[Recorded information]
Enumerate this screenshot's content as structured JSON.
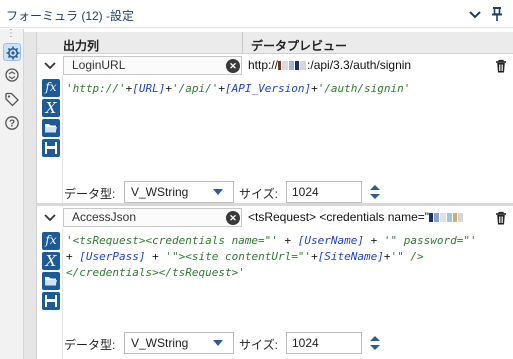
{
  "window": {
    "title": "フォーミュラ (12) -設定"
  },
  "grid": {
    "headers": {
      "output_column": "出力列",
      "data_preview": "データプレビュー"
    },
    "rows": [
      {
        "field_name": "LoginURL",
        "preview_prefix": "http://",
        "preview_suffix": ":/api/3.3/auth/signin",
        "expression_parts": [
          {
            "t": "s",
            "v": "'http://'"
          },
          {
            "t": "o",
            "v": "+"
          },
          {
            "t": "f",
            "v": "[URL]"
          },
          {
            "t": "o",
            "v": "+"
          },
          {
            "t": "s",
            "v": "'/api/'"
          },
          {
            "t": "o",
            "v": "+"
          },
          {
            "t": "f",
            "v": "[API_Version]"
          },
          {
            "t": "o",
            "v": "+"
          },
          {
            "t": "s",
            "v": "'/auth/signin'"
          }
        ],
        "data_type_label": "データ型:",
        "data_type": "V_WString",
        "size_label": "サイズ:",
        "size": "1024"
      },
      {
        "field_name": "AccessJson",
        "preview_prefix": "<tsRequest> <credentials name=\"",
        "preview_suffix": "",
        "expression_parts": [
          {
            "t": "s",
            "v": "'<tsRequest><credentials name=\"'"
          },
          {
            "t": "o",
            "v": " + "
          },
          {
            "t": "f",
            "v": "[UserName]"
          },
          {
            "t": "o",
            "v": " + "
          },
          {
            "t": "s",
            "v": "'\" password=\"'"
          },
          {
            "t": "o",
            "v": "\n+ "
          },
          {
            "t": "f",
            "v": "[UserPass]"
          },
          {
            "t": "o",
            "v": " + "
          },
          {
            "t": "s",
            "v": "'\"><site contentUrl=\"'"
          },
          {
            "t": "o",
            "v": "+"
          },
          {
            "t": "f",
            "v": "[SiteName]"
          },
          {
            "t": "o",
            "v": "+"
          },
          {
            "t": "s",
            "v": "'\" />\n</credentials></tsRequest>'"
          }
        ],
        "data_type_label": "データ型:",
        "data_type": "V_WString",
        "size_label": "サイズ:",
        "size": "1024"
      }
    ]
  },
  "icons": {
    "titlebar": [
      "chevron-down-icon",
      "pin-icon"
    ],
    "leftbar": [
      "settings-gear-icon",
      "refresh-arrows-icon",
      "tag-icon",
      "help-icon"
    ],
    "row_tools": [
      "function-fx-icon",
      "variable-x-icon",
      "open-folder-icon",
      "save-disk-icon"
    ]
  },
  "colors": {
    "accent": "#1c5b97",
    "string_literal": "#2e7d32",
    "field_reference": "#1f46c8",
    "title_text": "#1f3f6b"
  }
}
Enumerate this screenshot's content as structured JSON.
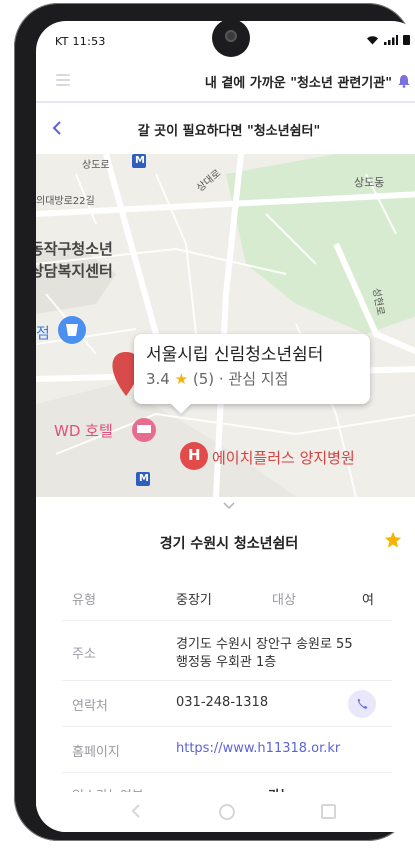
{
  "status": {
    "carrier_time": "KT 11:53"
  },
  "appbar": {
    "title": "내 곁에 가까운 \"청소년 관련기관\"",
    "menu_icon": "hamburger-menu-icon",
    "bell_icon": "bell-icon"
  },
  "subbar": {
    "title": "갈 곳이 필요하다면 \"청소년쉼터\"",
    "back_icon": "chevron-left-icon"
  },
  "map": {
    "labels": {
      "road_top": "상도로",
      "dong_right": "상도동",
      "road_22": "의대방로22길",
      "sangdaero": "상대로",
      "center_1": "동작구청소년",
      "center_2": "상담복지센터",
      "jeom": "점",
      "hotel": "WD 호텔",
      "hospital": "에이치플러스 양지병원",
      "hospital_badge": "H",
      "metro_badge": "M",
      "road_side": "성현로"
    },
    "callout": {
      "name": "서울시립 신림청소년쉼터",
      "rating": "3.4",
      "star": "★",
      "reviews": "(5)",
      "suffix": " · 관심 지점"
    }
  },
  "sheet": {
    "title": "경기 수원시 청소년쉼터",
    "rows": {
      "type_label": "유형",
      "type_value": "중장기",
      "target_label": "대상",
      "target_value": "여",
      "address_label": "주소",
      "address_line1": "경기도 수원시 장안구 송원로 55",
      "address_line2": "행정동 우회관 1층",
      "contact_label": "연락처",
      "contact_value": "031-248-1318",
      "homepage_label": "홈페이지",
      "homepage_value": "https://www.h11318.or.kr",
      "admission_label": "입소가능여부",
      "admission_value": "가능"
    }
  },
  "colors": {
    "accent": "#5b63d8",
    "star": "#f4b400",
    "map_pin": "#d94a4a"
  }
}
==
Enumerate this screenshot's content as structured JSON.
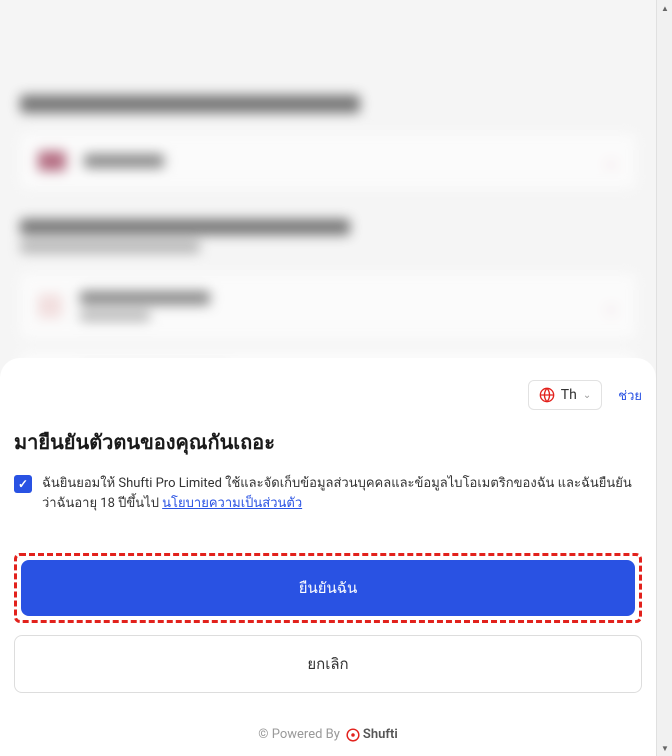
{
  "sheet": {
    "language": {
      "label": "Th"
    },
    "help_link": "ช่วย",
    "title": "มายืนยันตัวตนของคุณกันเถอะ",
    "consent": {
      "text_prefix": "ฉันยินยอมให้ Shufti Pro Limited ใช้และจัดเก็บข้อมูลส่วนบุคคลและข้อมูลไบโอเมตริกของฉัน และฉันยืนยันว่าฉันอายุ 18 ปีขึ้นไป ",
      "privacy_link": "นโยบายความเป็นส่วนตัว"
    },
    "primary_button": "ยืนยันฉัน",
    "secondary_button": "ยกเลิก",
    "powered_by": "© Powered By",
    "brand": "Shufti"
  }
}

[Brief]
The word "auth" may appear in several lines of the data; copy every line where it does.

[Result]
        "preview_suffix": ":/api/3.3/auth/signin",
            "v": "'/auth/signin'"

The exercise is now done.